Novell Touts Xen Virtualization in Suse Enterprise 10
"Virtualization is very hot and is of great interest to many operational and efficiency-minded people," noted Interarbor Solutions Principal Analyst Dana Gardner. "Being able to do virtualization with open source through a lower-cost distribution model is of interest as well. It could be a big winner for Novell, which is in need of growth."
Novell is touting its inclusion of Xen server virtualization software in its new Suse Linux Enterprise 10, calling the open source virtualization technology from XenSource one of the most important features of its latest Linux platform.
Novell, which also released updated enterprise desktop and server software as part of its Suse Linux Enterprise 10 rollout, said it would show off the platform's capabilities at the upcoming August LinuxWorld conference in San Francisco. IBM also bolstered the Xen move by announcing hardware and middleware support for Suse Linux Enterprise 10 and Xen.
Novell claimed significant demand for Xen virtualization from customers, but some industry observers questioned whether Xen was ready for inclusion in a Suse Enterprise Linux release, as such rollouts are known for providing tested, verified, enterprise-ready software.
"The thing with Xen is, it's certainly going to be important technology for Linux users, but one of the things I do think, frankly, is somewhat troubling with the inclusion of Xen in Suse Linux Enterprise is that, by all accounts and some hands-on experience, this still seems like a fairly new product," Illuminata Senior Analyst Gordon Haff told LinuxInsider. "It runs counter somewhat to [Novell's] philosophy to include Xen at this time."
We Want Xen
Nevertheless, Novell is looking to fight for Linux server market share, held mainly by rival Red Hat, and believes the virtualization wave has room for both VMware, the current popular choice for data center virtualization, and the open source Xen, which allows multiple operating to run concurrently, Novell Director of Product Marketing Justin Steinman told LinuxInsider.
"Frankly, I've been really surprised by the demand for Xen virtualization," he said. "The market demand for this is through the roof."

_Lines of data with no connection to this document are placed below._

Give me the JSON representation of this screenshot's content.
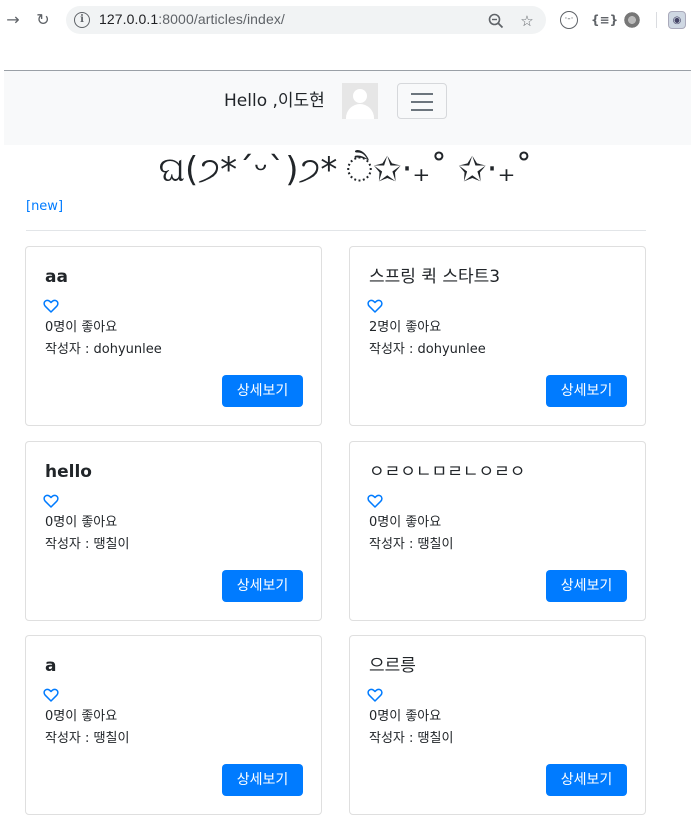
{
  "browser": {
    "url_host": "127.0.0.1",
    "url_rest": ":8000/articles/index/"
  },
  "navbar": {
    "greeting": "Hello ,이도현"
  },
  "page": {
    "banner": "ଘ(੭*ˊᵕˋ)੭* ੈ✩‧₊˚ ✩‧₊˚",
    "new_link": "[new]"
  },
  "accent_color": "#007bff",
  "articles": [
    {
      "title": "aa",
      "likes": "0명이 좋아요",
      "author": "작성자 : dohyunlee",
      "button": "상세보기"
    },
    {
      "title": "스프링 퀵 스타트3",
      "likes": "2명이 좋아요",
      "author": "작성자 : dohyunlee",
      "button": "상세보기"
    },
    {
      "title": "hello",
      "likes": "0명이 좋아요",
      "author": "작성자 : 땡칠이",
      "button": "상세보기"
    },
    {
      "title": "ㅇㄹㅇㄴㅁㄹㄴㅇㄹㅇ",
      "likes": "0명이 좋아요",
      "author": "작성자 : 땡칠이",
      "button": "상세보기"
    },
    {
      "title": "a",
      "likes": "0명이 좋아요",
      "author": "작성자 : 땡칠이",
      "button": "상세보기"
    },
    {
      "title": "으르릉",
      "likes": "0명이 좋아요",
      "author": "작성자 : 땡칠이",
      "button": "상세보기"
    }
  ]
}
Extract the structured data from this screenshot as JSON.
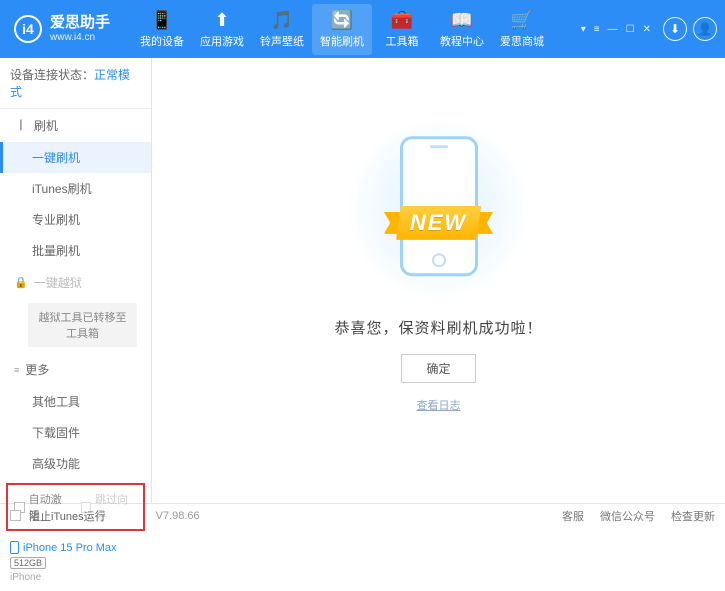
{
  "header": {
    "brand_title": "爱思助手",
    "brand_sub": "www.i4.cn",
    "logo_letter": "i4",
    "nav": [
      {
        "icon": "📱",
        "label": "我的设备"
      },
      {
        "icon": "⬆",
        "label": "应用游戏"
      },
      {
        "icon": "🎵",
        "label": "铃声壁纸"
      },
      {
        "icon": "🔄",
        "label": "智能刷机"
      },
      {
        "icon": "🧰",
        "label": "工具箱"
      },
      {
        "icon": "📖",
        "label": "教程中心"
      },
      {
        "icon": "🛒",
        "label": "爱思商城"
      }
    ],
    "download_icon": "⬇",
    "user_icon": "👤"
  },
  "sidebar": {
    "conn_label": "设备连接状态：",
    "conn_value": "正常模式",
    "group_flash": "刷机",
    "items_flash": [
      "一键刷机",
      "iTunes刷机",
      "专业刷机",
      "批量刷机"
    ],
    "group_jailbreak": "一键越狱",
    "jailbreak_note": "越狱工具已转移至工具箱",
    "group_more": "更多",
    "items_more": [
      "其他工具",
      "下载固件",
      "高级功能"
    ],
    "chk_auto": "自动激活",
    "chk_skip": "跳过向导",
    "device_name": "iPhone 15 Pro Max",
    "device_storage": "512GB",
    "device_type": "iPhone"
  },
  "main": {
    "ribbon_text": "NEW",
    "message": "恭喜您，保资料刷机成功啦！",
    "ok": "确定",
    "view_log": "查看日志"
  },
  "statusbar": {
    "block_itunes": "阻止iTunes运行",
    "version": "V7.98.66",
    "links": [
      "客服",
      "微信公众号",
      "检查更新"
    ]
  }
}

Steinman added that Novell had contributed more code than any other Linux vendor to Xen, indicating the Novell input has centered on stability and making Xen enterprise ready.
"The reason we included it is very simple, our customers asked for it," Steinman said. Novell is touting the Xen software as one of the three most important features of the latest Suse Linux Enterprise release, along with AppArmor monitoring and other management software.
Adopting Too Early?
The market rollout of Xen is likely to mirror development of the virtualization software in that it is open source, and made available over a fairly broad window of time, Illuminata's Haff said.
He added while there is certainly interest in Xen, it remains largely a hypervisor, and most enterprise virtualization has occurred with VMware, Virtual Iron, or similar solutions from HP, IBM and others.
"I'm not sure this particular release [of Xen] at this time makes a huge difference because the real, true production deployments of Xen are still in the early stage and still somewhat bleeding edge," Haff said.
Novell and IBM seem to believe Xen is ready for the enterprise, however, with both companies touting server utilization and connected cost savings from the open source virtualization technology.
"IBM is committed to Xen because we believe it is a powerful open source technology that will help accelerate a standard virtualization technology platform to enable high levels of simplicity across diverse platforms," said IBM Vice President of Worldwide Linux and Open Source Scott Handy.
IBM said it would support Xen with its Virtualization Engine products on Intel and Opteron-based blade and other servers.
With virtualization leader VMware's success and the "huge uptake" of its software, other players are looking to cut out a piece of the virtualization pie for themselves, Interarbor Solutions Founder and Principal Analyst Dana Gardner told LinuxInsider.
Independent software vendors (ISVs) are also looking to leverage virtualization to reduce their own development costs by writing software to a virtualization layer that is independent of different platforms, such as Linux and Windows, Gardner added.
"Virtualization is very hot and is of great interest to many operational and efficiency-minded people," Gardner said. "Being able to do virtualization with open source through a lower-cost distribution model is of interest as well. It could be a big winner for Novell, which is in need of growth."